Generating electricity while using the free energy beamed on our planet by the sun is a great way to save the environment in present times that are dominated by concerns about the availability of conventional fuels to run the power plants. Solar energy can be converted into usable electricity in two ways – by using photovoltaic panels, and by installing a concentrated solar thermal energy system.
What is Concentrated Solar Thermal Energy?
Unlike photovoltaics, where the panel itself generates electricity, CSP installations require a large setup of energy focusing mirrors that track the sun throughout the day and focus the heat onto a tower where steam is produced to run a conventional steam turbine. The principle behind the technology is the same as what happens when you focus sunlight through a magnifying lens onto a piece of paper, albeit on a much larger scale.
Benefits of Concentrated Solar Power:
Although the installation cost of a CSP power plant is definitely much higher than a photovoltaic energy generating system, there is a wide range of benefits associated with it too. Here are some of the benefits of concentrated solar energy generating systems.
- Large installed capacity:
Solar thermal power plants can generate a lot more energy on a specified area of land than photovoltaic power plants. This is the reason why utility companies are more interested in setting up solar thermal power plants as they need a lot smaller piece of land to generate a large amount of clean, renewable energy.
- Energy Storage:
Conventional solar panels need expensive batteries to store all the excess energy they generated during the daytime to be used on overcast days or during night. On the other hand, solar thermal power plants store heat in the form of molten salts, which can be used to generate steam and drive turbines after dark or during overcast conditions. This simple and effective energy storage solution makes solar thermal installation more efficient and dependable than photovoltaic solar plants.
- High performance:
One of the biggest drawbacks of solar photovoltaic panels is that their production capacity tends to reduce as the panels start to get hot, which is something that cannot be prevented if a panel has to be placed in direct sunlight to produce electricity. This is the reason why large-scale solar photovoltaic installations require an extensive setup of watering systems that keep the panels cool and free from dust and debris. To the contrary, solar thermal power plants have no such consideration and instead of sunlight they use solar heat to heat up salts, generate steam and then produce electricity.
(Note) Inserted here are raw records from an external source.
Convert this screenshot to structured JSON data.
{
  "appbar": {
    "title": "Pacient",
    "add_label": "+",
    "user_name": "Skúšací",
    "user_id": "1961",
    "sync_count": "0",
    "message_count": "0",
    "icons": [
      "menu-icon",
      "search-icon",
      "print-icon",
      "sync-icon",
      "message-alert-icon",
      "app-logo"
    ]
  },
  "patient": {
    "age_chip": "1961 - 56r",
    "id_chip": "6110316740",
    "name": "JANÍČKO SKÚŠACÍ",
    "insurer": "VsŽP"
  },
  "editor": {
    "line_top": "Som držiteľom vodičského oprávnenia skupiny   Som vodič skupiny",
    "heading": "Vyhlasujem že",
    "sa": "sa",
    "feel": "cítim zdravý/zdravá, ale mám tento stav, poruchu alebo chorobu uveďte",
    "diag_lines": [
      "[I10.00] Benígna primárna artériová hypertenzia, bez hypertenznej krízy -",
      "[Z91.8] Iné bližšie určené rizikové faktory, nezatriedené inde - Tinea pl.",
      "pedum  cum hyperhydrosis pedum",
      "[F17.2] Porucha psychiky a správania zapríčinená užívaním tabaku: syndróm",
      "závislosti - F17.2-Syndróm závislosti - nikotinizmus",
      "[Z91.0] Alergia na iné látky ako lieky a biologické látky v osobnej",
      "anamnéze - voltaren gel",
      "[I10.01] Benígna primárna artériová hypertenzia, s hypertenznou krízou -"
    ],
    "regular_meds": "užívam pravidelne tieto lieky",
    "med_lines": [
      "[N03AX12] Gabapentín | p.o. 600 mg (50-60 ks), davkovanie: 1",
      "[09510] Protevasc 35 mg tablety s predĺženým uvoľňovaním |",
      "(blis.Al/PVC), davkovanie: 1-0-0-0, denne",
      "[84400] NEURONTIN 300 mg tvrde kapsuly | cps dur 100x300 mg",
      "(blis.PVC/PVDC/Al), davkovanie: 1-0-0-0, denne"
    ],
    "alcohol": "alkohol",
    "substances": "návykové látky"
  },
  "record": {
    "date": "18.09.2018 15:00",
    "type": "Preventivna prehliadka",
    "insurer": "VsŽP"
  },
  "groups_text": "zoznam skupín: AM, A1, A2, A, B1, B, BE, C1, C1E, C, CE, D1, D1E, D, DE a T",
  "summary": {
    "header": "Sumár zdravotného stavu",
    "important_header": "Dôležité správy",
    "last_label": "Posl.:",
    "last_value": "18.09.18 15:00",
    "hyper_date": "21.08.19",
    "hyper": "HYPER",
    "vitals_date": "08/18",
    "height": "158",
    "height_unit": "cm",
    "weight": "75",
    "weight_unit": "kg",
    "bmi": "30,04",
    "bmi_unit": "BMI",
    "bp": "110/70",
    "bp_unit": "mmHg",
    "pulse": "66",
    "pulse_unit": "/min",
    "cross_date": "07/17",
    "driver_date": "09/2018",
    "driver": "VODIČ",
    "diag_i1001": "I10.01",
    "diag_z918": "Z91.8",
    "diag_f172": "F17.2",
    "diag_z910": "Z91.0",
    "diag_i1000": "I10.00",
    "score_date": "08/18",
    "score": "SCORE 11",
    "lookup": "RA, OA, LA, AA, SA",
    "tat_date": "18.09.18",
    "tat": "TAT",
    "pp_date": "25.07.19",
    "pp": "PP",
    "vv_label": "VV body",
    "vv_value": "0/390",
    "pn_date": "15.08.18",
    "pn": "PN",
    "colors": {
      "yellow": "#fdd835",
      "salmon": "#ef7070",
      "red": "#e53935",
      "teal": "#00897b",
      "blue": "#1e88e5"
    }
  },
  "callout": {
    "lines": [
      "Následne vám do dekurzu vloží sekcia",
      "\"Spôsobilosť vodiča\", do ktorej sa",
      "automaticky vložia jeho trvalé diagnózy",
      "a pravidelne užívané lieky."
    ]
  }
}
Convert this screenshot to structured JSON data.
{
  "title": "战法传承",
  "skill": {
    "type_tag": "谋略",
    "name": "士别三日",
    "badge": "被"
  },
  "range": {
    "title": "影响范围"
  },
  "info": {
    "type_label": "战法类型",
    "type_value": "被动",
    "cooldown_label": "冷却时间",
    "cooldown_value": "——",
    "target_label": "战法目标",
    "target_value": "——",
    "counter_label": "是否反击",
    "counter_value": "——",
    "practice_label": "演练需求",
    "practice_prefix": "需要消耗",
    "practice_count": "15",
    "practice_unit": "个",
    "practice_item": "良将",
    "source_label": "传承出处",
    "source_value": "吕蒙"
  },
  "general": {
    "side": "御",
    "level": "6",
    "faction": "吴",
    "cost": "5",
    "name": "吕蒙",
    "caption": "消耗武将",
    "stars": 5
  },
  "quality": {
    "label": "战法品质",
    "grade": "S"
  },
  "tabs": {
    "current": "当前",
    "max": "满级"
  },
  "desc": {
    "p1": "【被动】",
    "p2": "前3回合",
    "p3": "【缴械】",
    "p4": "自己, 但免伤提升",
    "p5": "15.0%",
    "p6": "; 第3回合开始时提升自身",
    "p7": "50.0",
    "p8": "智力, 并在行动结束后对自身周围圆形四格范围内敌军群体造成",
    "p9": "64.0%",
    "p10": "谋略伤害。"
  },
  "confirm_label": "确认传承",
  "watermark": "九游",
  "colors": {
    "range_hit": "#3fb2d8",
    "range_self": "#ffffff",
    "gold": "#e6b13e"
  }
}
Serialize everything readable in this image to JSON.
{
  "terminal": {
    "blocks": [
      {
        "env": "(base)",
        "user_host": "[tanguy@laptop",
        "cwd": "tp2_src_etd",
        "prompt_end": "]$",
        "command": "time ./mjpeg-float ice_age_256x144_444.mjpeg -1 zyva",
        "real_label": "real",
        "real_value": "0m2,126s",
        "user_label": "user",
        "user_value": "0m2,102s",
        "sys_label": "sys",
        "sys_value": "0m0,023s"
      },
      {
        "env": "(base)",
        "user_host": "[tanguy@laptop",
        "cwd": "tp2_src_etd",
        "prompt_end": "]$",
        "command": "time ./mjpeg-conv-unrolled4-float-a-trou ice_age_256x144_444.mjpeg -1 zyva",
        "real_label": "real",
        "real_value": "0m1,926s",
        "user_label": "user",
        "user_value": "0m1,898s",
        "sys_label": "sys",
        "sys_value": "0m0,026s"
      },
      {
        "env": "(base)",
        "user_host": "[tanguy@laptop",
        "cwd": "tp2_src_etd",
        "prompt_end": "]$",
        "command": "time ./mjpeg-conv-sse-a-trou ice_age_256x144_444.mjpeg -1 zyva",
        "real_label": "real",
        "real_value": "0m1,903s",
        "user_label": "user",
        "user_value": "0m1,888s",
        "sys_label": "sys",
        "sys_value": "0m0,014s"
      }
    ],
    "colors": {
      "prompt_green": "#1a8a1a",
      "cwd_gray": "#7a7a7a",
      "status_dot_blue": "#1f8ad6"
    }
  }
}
- Can use existing infrastructure:
Unlike solar PV installations that require a completely new infrastructure to generate electricity, solar thermal power plants can make use of existing infrastructure, which includes power lines and steam turbines to produce clean energy. All such a utility has to do is to use the outdoor space to install mirrors and focus sunlight onto a tower to produce enough heat to melt salts and generate steam. This steam can then be used to drive a conventional steam turbine to produce electricity.
Although both these technologies have their share of disadvantages too, the advantages that they have, primarily generating clean, renewable energy, simply outweigh them. In the near future, when fossil fuel reserves have been depleted, we can well expect solar PV and solar CSP systems to collectively share the burden of powering the world towards the sustainable future.